> **EXERCISE DIRECTIONS**
Below are records to be repeated in full. Give them exactly.

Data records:
* * * *
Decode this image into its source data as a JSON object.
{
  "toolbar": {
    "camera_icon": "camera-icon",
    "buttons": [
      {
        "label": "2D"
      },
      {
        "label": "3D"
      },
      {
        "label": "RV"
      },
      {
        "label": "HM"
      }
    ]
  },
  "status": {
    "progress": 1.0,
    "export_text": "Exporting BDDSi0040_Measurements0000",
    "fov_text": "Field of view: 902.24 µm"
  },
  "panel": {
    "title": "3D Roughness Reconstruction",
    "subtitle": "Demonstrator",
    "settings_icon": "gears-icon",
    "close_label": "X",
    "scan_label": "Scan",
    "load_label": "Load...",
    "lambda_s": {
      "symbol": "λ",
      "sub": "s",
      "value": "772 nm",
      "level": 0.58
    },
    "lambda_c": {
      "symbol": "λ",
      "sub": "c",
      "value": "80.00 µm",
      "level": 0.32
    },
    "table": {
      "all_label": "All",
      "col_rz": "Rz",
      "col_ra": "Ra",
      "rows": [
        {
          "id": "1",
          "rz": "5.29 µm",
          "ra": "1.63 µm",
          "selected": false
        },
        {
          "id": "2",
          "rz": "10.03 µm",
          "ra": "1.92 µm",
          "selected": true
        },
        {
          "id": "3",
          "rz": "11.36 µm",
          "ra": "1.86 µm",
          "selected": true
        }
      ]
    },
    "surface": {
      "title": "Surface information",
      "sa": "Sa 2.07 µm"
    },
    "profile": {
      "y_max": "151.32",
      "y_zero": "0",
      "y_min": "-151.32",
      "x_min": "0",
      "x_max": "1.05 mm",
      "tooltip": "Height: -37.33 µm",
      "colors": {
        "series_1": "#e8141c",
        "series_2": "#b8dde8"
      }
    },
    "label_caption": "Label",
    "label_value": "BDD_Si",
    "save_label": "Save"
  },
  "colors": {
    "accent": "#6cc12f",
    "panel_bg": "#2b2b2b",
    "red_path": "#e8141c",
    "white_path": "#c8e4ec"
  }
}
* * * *
> **YOUR RESPONSE**
Decode this image into its source data as a JSON object.
{
  "toolbar": {
    "camera_icon": "camera-icon",
    "buttons": [
      {
        "label": "2D"
      },
      {
        "label": "3D"
      },
      {
        "label": "RV"
      },
      {
        "label": "HM"
      }
    ]
  },
  "status": {
    "progress": 1.0,
    "export_text": "Exporting BDDSi0040_Measurements0000",
    "fov_text": "Field of view: 902.24 µm"
  },
  "panel": {
    "title": "3D Roughness Reconstruction",
    "subtitle": "Demonstrator",
    "settings_icon": "gears-icon",
    "close_label": "X",
    "scan_label": "Scan",
    "load_label": "Load...",
    "lambda_s": {
      "symbol": "λ",
      "sub": "s",
      "value": "772 nm",
      "level": 0.58
    },
    "lambda_c": {
      "symbol": "λ",
      "sub": "c",
      "value": "80.00 µm",
      "level": 0.32
    },
    "table": {
      "all_label": "All",
      "col_rz": "Rz",
      "col_ra": "Ra",
      "rows": [
        {
          "id": "1",
          "rz": "5.29 µm",
          "ra": "1.63 µm",
          "selected": false
        },
        {
          "id": "2",
          "rz": "10.03 µm",
          "ra": "1.92 µm",
          "selected": true
        },
        {
          "id": "3",
          "rz": "11.36 µm",
          "ra": "1.86 µm",
          "selected": true
        }
      ]
    },
    "surface": {
      "title": "Surface information",
      "sa": "Sa 2.07 µm"
    },
    "profile": {
      "y_max": "151.32",
      "y_zero": "0",
      "y_min": "-151.32",
      "x_min": "0",
      "x_max": "1.05 mm",
      "tooltip": "Height: -37.33 µm",
      "colors": {
        "series_1": "#e8141c",
        "series_2": "#b8dde8"
      }
    },
    "label_caption": "Label",
    "label_value": "BDD_Si",
    "save_label": "Save"
  },
  "colors": {
    "accent": "#6cc12f",
    "panel_bg": "#2b2b2b",
    "red_path": "#e8141c",
    "white_path": "#c8e4ec"
  }
}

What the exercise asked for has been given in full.